Eventually, stripped of its robes, Dos Santos Martins figure undergoes even more radical changes scrunched into a seemingly random configuration of muscle, surface and bone, or twisted into determines that resemble a chicken or an foreigner. It should come as no surprise that Le Roy started out as a microbiologist theres a puckish imagination at work in The Self Unfinished, but also the savagely unflinching reasoning of a scientist.

Twinned gentility Mathilde Monnier and La Ribots Gustavia. Photo: Marc Coudrais

The other major filament in Chouinards programme is a celebration of female choreography. There are makes by Louise Lecavalier and Lucinda Childs recipient of the 2017 Golden Lion award and the celebration closes with an excellently varied evening from Robyn Orlyn, Mathilde Monnier and La Ribot.

Orlyn establishes salty, transgressive, colorful dance provocations in which she attacks corruption and repression in her native South Africa but too celebrates the nations culture and its masters. In And So You Experience Orlyn gives the stage over to Albert Silindokuhle Ibokwe Khoza, a musician of physical affluence and flagrant allure who sails through this part like a splendid flagship for the LGBT community.

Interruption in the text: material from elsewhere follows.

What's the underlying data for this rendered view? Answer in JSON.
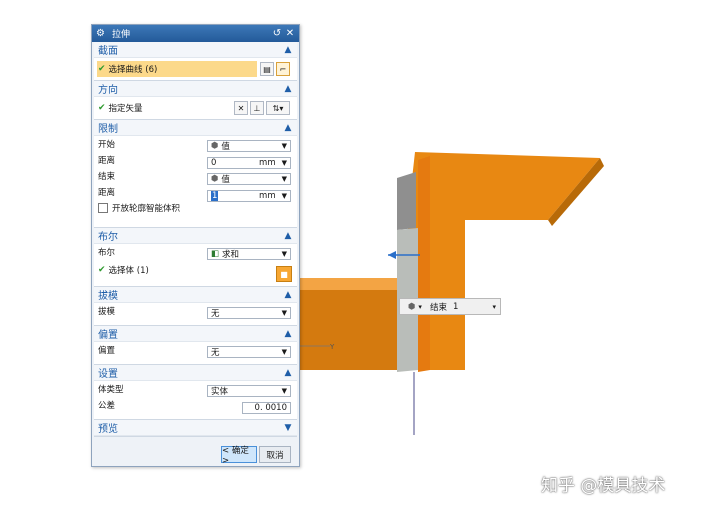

To the grandly hallowed choruses of Mozarts Requiem, Khoza gradually divests himself of a lily-white pall and starts on a series of bullying, wistful, shocking and enchanting maneuvers. He snacks on a container of oranges, his near-naked figure rapt in orgasmic quiverings of revel as juice passes over his tissue. When he guilds two gathering members on theatre to bathe him down, the collapse of the performer-spectator segment is far more deviant than anything in Imhofs Faust. But beyond the raging parade, the breaking of taboos, there are political meanings in this piece.

For one slouse, Khoza lovingly dresses up as a Nubian ruler preparing for a red-hot appointment with Vladimir Putin, whose dancing persona appears on a screen. As Khoza undulates gracefully in front of an awkwardly jigging Putin, he makes teasing scoffs about the presidents homophobia. More affecting, however, is his segue into a gravely traditional solo, which he performs with two ceremonial whips that he coils in the air around him as he moves. How much better it is, Khoza says to the trapped image of Putin, to be able to dance with your artilleries than kill with them.

The last-place event in the gala is a impressive doubled deed of French choreographer and jig Mathilde Monnier and Spanish dancer and execution master La Ribot. In Gustavia, the two women are twinned as supremely beautiful middle-aged blondes, dressed identically in pitch-black leotards and high-heeled Mary Janes. They seem spiky, slim and assured as they pick their room across a pitch-black draped stage but rapidly begin to act in ways that operate entirely counter to that persona. Theres a crude( but exquisitely era) duo of Laurel and Hardy slapstick in which La Ribot, hefting a huge pitch-black timber, retains knocking Monnier down. Theres a pin-up calendar of a move where the two women change constitutes of leggy glamour with sardonically flexed biceps and kickboxing moves.

Gustavia culminates in a quickfire oral exchange in which they throw out dozens of ways to describe or categorise themselves as wives. Wry, funny, beautifully held, the issue was drive that were likely to move into comic or conduct artwork, but its one that could only be performed by dancers like Monnier and La Ribot with years of training behind them, and with a antique physical intelligence.

Read more:

Check Also

Venice Biennale: Putin has a hot appointment as jig forgoes to orgasmic quiverings and S& M taboos

Marie Chouinards sexually charged debut program receives dancers locked up like zoo animals then released, …

Leave a Reply

Your email address will not be published. Required fields are marked *